about 4 years ago, said...

Very good suggestions for a natural approach to helping a friend.


about 4 years ago, said...

The people that I need to help me with my grieving are my four sisters. Our sweet Mom passed last Dec-2011 and our brother on Feb-2012. Inbetween five first cousins passed away. They don't talk about our Mom unless I bring it up, they tell me, I know how you feel or tell me that she's in a better place. I don't have a problem knowing that. She lived with my hubby and I for nine yrs and I miss her very much. Praying helps me. God gives me strength and hope to do one day at a time. I have detached from my sisters to a degree. One doesn't have much patience, the youngest. The older one detached a long time ago, she was angry and bitter with her family. I email with another older one and we call each other. We are the closest to each other. The other one, younger than me lives out of town, too and never talks about Mom either. I'm used to it. I talk about her, go to a support group sometimes and cry at least once a day and feel better. My hubby is a huge support system, thank God!!! God bless all of you whose loved ones have passed (or any type of grieving). May he grant you strength and courage to do one day at a time. Thank you. Mary

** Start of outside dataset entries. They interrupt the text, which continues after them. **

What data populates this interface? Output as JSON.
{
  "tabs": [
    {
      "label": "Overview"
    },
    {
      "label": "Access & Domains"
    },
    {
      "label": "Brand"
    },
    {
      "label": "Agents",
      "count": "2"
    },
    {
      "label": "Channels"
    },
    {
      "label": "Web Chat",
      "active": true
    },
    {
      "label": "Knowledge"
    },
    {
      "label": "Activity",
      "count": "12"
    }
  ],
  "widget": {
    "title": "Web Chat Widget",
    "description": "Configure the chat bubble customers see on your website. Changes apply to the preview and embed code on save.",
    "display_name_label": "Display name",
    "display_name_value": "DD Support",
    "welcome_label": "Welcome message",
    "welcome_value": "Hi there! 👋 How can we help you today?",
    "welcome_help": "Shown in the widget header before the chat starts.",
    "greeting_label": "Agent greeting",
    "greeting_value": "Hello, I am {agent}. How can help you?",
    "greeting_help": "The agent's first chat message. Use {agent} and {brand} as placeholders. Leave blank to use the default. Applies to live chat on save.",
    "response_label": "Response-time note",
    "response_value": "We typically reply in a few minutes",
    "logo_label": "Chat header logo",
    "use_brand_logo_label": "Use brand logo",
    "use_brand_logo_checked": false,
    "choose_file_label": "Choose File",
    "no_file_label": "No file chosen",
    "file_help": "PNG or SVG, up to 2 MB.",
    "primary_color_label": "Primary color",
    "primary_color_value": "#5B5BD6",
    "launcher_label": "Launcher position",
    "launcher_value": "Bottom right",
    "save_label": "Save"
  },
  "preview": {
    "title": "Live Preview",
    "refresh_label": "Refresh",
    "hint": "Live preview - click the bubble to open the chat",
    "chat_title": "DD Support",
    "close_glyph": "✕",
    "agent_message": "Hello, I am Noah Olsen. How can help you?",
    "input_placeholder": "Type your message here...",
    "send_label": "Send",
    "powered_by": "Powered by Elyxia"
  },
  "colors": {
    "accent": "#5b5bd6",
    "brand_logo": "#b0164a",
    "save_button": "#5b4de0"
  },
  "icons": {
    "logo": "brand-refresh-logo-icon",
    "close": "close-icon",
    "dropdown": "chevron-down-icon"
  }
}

about 4 years ago, said...

That is SO true, Kevin. Whenever my sons share a memory of my dad (their grandfather) it warms my heart. See, for example, The Power of Remembering: My Grandfather's Pipe, http://j.mp/KPIfZF


about 4 years ago, said...

Even ten years after the death of my mother, I see a little smile from my 88 year old dad when I ask him about the love of his life. When I asked him to tell me about the place he honeymooned it was if I was there more than 50 years ago. I sometimes joke with him - "Margaret wouldn't approve of that." #3 on the list is very important and seems to bring a lot of joy to the bereaved.


about 4 years ago, said...

It's very true and I'm glad people read it.


about 4 years ago, said...

Thank you, Paula, for writing an article that is so spot on about how you can help someone who's going through the grieving process. I adore all your suggestions, especially #5, which most people don't tend to do, and #4, which so hits the nail on the head about how platitudes don't work. One other way you can help is continuing to keep in contact with that person throughout the grieving process. A simple phone call or e-mail once a week would really help that person and make them feel that they're not being ignored or that their grief doesn't render them a persona non grata. Then, when you've sensed that they're out of the mourning period (another mega useful hint: DON'T FORCE A TIME TABLE FOR THEIR MOURNING PERIOD; let them mourn at their own pace), start inviting them to things you guys would've normally done before they lost their loved one. That combined with your constant contact will let them know you haven't given up on them, which a lot of my so-called "friends" did when I lost my dad.